◆ Exercise brief
Each record below must be returned exactly as shown.

◆ Data for processing
== Segment start ==

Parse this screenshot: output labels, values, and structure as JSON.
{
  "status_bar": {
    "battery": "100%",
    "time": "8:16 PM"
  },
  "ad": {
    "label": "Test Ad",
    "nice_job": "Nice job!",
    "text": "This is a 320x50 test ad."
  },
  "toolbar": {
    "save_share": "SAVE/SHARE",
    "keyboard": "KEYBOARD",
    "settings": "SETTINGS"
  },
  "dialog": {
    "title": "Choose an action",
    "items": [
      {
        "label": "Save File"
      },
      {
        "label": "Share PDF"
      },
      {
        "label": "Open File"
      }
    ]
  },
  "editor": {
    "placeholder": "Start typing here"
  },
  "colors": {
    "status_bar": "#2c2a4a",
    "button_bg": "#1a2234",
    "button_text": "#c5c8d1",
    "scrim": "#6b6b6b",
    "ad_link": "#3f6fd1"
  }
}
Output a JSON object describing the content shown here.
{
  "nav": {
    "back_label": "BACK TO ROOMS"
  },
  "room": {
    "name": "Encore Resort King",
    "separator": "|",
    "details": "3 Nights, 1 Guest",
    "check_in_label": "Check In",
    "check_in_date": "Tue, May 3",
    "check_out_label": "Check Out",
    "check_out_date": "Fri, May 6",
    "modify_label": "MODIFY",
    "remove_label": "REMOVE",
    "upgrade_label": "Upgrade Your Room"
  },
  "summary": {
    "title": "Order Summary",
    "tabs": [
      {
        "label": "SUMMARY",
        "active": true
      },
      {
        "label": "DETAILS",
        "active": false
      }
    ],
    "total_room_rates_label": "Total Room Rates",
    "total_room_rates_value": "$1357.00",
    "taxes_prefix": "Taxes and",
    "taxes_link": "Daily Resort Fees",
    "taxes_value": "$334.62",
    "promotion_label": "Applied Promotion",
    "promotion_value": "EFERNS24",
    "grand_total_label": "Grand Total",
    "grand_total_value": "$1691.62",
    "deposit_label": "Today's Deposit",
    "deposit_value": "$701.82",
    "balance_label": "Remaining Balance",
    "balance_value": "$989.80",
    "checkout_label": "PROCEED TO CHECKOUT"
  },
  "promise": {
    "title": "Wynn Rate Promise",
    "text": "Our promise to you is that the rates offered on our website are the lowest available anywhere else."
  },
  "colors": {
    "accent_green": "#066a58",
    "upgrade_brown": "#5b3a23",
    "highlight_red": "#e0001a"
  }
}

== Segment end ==

◆ Expected answer
Parse this screenshot: output labels, values, and structure as JSON.
{
  "status_bar": {
    "battery": "100%",
    "time": "8:16 PM"
  },
  "ad": {
    "label": "Test Ad",
    "nice_job": "Nice job!",
    "text": "This is a 320x50 test ad."
  },
  "toolbar": {
    "save_share": "SAVE/SHARE",
    "keyboard": "KEYBOARD",
    "settings": "SETTINGS"
  },
  "dialog": {
    "title": "Choose an action",
    "items": [
      {
        "label": "Save File"
      },
      {
        "label": "Share PDF"
      },
      {
        "label": "Open File"
      }
    ]
  },
  "editor": {
    "placeholder": "Start typing here"
  },
  "colors": {
    "status_bar": "#2c2a4a",
    "button_bg": "#1a2234",
    "button_text": "#c5c8d1",
    "scrim": "#6b6b6b",
    "ad_link": "#3f6fd1"
  }
}
Output a JSON object describing the content shown here.
{
  "nav": {
    "back_label": "BACK TO ROOMS"
  },
  "room": {
    "name": "Encore Resort King",
    "separator": "|",
    "details": "3 Nights, 1 Guest",
    "check_in_label": "Check In",
    "check_in_date": "Tue, May 3",
    "check_out_label": "Check Out",
    "check_out_date": "Fri, May 6",
    "modify_label": "MODIFY",
    "remove_label": "REMOVE",
    "upgrade_label": "Upgrade Your Room"
  },
  "summary": {
    "title": "Order Summary",
    "tabs": [
      {
        "label": "SUMMARY",
        "active": true
      },
      {
        "label": "DETAILS",
        "active": false
      }
    ],
    "total_room_rates_label": "Total Room Rates",
    "total_room_rates_value": "$1357.00",
    "taxes_prefix": "Taxes and",
    "taxes_link": "Daily Resort Fees",
    "taxes_value": "$334.62",
    "promotion_label": "Applied Promotion",
    "promotion_value": "EFERNS24",
    "grand_total_label": "Grand Total",
    "grand_total_value": "$1691.62",
    "deposit_label": "Today's Deposit",
    "deposit_value": "$701.82",
    "balance_label": "Remaining Balance",
    "balance_value": "$989.80",
    "checkout_label": "PROCEED TO CHECKOUT"
  },
  "promise": {
    "title": "Wynn Rate Promise",
    "text": "Our promise to you is that the rates offered on our website are the lowest available anywhere else."
  },
  "colors": {
    "accent_green": "#066a58",
    "upgrade_brown": "#5b3a23",
    "highlight_red": "#e0001a"
  }
}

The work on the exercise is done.